Princesses de Malabar by Lubin
Perfumer Delphine Thierry got inspired by the Malabar coast of India and its historical matriarchal society run by women known as the Nair Princesses. Crafted around 2018, the perfume top notes are Cotton Flower and Bergamot; middle notes are Peach, White Magnolia, Ylang-Ylang and Jasmine; base notes are iris, Tonka Bean, White Musk, Sandalwood and Amber.
Malabar 2017 by House of Hautt
Malabar 2017 was launched in 2017. The nose behind this fragrance is Edison Fujita. Top notes are Sage, Mandarin Orange and Bergamot; middle notes are iris, Coriander, Tonka Bean and Cardamom; base notes are Leather, Cedar, Amber, Oakmoss and Vanilla.
Jasmin Du Malabar Perfume by Rance Perfume
As its name suggests, Jasmine from India’s Malabar region is the signature floral ingredient in Jasmin Du Malabar. Released in 2011, the fragrance is the creation of French perfumer Jeanne Sandra Rance, heir to the iconic Rance family, known to be the official supplier of the French Imperial Court and Napoleon’s favourite perfumer, François Rancé who revolutionized the Art of Perfumery by creating fragrances of a timeless excellence. Jeanne Sandra Rance continues her family’s legacy by creating fragrances for men and women.
Crown Malabar Perfume by The Crown Perfumery Perfume
Malabar by Crown is an Oriental scent for women evoking an exotic journey to India.
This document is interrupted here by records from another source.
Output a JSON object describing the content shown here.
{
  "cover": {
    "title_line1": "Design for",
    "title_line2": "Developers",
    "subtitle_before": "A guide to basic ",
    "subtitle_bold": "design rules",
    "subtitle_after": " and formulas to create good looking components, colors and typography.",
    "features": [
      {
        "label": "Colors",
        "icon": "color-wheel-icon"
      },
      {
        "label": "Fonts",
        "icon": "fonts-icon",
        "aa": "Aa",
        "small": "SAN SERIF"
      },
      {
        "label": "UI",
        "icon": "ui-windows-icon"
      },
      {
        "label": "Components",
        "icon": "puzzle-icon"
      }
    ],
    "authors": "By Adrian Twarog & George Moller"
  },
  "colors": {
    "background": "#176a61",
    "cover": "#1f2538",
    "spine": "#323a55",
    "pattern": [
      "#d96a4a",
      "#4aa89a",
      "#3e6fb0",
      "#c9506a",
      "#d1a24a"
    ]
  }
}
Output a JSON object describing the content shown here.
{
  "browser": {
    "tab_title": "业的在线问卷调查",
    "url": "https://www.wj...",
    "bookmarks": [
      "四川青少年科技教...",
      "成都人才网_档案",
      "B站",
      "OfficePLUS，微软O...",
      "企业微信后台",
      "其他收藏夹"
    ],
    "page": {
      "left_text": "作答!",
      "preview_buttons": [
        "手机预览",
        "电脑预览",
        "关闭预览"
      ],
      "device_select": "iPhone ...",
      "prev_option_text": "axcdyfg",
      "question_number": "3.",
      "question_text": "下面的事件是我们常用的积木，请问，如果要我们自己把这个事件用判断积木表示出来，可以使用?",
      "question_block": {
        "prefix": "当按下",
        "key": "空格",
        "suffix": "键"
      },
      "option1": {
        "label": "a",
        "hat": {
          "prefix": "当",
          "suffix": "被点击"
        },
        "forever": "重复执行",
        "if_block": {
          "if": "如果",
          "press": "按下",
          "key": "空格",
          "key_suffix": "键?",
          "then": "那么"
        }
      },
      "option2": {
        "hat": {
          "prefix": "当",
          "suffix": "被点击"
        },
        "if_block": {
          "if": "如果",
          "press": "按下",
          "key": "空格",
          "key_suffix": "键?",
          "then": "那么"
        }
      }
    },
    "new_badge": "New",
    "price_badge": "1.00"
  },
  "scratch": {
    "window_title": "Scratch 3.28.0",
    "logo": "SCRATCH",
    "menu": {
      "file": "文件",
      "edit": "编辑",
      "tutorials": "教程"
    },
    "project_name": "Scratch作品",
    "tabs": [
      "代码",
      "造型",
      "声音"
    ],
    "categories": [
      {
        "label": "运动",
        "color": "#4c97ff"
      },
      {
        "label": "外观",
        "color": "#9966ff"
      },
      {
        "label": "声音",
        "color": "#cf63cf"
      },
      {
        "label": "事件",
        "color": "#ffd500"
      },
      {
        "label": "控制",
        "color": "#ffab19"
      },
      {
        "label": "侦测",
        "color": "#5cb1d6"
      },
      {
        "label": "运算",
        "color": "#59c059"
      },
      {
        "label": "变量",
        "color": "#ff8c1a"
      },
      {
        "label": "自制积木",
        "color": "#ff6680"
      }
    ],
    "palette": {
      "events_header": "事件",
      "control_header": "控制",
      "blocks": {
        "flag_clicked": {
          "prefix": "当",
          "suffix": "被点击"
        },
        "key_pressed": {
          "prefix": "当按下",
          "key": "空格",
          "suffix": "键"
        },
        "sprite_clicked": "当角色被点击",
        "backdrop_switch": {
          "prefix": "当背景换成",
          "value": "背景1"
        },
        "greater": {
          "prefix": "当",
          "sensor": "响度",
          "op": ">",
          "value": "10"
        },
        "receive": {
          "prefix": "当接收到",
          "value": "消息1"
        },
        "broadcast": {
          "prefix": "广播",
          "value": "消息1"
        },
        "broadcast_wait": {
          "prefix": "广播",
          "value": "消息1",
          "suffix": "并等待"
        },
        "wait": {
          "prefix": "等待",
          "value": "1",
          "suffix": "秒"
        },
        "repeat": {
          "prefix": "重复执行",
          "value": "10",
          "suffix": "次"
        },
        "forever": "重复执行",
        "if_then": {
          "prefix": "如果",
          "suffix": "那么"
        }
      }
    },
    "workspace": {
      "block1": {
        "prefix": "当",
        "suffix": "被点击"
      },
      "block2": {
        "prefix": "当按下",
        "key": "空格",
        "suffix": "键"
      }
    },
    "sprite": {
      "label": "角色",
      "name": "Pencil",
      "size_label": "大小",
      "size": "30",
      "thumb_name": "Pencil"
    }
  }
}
It has an Amber Floral fragrance and was crafted in 1919. The Original Perfumer to Queen Victoria, Crown Perfumery has an esteemed and rich heritage, but currently is not in existence.
Pic courtesy: Unsplash, Pratiksha Mohanty